Q. We have two babies, a 22 month old and a five month old, so it’s busy to say the least, and both parents are also very tired. Our son is a super kid, loving, fun and gorgeous, but he definitely is developing a temper. It starts with something simple such as not wanting a nappy changed or wanting what is in a press for example, but if he does not get his way, he throws a tantrum.
I understand this goes with the age, but sometimes he grabs my face or neck and really squeezes. What is my best way to deal with this? My first reaction is to grab his arms roughly as he is hurting me, but I fear this sudden movement by me could spiral his own aggression. Should I stop changing him and come back to it in a while? Should I hold him down until he relaxes? I want to nip it in the bud but am afraid I am antagonising the situation by appearing aggressive or reacting to his actions.
A. Even though everyone talks about it and even though we are warned it will happen, the emergence of tantrums and angry behaviour in a two year old generally takes parents by surprise. Part of the reason for the surprise is that parents, especially with their first, somehow hope that their child will be different. Parents are genuinely surprised by the level of anger and wilfulness their child can display.
Even though you may have never shown anger to your son, and may have rarely even said “No” to him, he can suddenly become oppositional, start throwing tantrums and even displaying aggression towards you. This period is not called “the terrible twos” for no reason.

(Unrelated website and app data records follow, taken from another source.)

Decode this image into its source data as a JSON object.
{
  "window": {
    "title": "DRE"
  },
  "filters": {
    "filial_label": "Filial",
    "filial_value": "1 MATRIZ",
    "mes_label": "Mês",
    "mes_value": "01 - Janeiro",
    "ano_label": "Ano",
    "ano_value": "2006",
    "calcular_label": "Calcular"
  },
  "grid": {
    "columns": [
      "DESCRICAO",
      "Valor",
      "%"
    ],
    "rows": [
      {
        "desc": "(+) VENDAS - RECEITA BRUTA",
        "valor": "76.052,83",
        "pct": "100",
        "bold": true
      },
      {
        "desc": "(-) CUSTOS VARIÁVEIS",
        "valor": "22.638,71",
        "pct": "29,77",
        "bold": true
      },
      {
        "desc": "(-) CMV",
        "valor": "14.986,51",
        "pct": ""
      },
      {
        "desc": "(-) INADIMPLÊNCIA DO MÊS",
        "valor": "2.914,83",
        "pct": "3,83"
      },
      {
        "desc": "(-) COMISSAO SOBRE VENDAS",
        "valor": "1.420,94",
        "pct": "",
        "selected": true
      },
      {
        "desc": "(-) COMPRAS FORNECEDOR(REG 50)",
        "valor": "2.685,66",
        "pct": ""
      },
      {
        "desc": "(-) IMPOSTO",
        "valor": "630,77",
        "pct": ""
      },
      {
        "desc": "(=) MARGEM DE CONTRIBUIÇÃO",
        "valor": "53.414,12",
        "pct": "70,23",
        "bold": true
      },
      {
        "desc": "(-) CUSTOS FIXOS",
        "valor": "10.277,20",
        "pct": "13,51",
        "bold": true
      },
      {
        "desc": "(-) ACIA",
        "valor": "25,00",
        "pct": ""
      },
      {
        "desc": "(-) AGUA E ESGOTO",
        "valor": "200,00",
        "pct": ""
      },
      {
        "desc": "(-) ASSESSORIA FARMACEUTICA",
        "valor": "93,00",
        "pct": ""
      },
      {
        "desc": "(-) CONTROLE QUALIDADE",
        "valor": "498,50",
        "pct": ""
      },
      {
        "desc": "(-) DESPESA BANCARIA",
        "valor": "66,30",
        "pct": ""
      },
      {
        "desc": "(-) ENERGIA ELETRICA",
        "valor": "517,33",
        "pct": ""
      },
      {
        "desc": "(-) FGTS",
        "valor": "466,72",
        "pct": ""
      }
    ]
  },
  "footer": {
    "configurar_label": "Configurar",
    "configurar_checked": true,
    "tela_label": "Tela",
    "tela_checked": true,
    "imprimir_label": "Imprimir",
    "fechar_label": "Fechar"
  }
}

However, all these challenges are relatively normal. From about 18 months, children realise that they are separate from their parents and want to assert their own independent will. Just like older children they intensely feel the full range of emotions, from joy to frustration and anger, yet have almost no social skills in managing these strong feelings. They are set up for tantrums and conflicts with their parents.
You are right to think carefully about the best way to respond when your son behaves aggressively. Our natural reaction when we are hit or hurt is to get angry in return. However, such angry reactions can be unhelpful as they only show the child the negative behaviour you don’t want and don’t show him a positive way to behave instead. In addition, angry reactions can easily become a pattern, and lead to frequent upset for both parent and child.
As a result, the ideal is to try to respond calmly, firmly and positively and thus show your child a different way to handle strong negative emotions. When your son hits out you might firmly say, “No hitting” and then take his hands down. It can be helpful to then pull back for a few seconds and/or to look away, so as to interrupt the pattern before moving on and distracting him with something else.
As in all discipline situations, the key to success is managing your own reactions as the parent. The more you can manage your own feelings and choose your own responses, the more you provide your son with a good model as to how to behave.
In the Parents Plus Programmes, we advise that parents first “press the pause button” when faced by misbehaviour. Rather than immediately reacting, this means that you take a moment to step back and try to understand what is going on. It helps to try to be empathic to your son’s feelings and the reasons for his behaviour (Is he tired? Is he frustrated at something in particular? Is the situation a flashpoint?), as well as being self-aware about your own stresses and feelings. Once you understand what is going on, then you can choose the best way to respond.
You ask in your question whether it is best to hold his arms to help him relax or whether it is better to take a break for a few minutes. The answer is that either could work depending on your child in the individual situation once you are calm and relaxed yourself.
If soothing him while you hold his arms helps him relax, then this is great, but if it causes him to get more angry or if you notice that you are becoming stressed (and thus more likely to snap or react negatively), then it might be best to take a break and deal with the situation in a few moments.
Generally, there is no one absolute right way to respond and what matters is being thoughtful, self-aware and sensitive to how your child is responding to you.
In addition, preventing a problem arising in the first place is often the best way forward. For example, are there particular situations where he is more likely to hit out? If nappy changing is a problem, can you alter how this is done, perhaps setting him up with an interesting toy that he can hold as you change him?
If the problems are more likely to occur when your son is tired, can you anticipate this and divert him to a more relaxing or “wind down” activity or even for a nap if appropriate. Or if you notice him becoming frustrated or feeling left out, you can get in early and give him attention and comfort him so he is shown another way to deal with his feelings.
There is more information on dealing with these challenges of toddlers in my book Parenting Preschoolers and Young Children or in the articles on this website.
Dr. John Sharry, Irish Times, June 2011. John writes in The Irish Times Health+Family every Tuesday.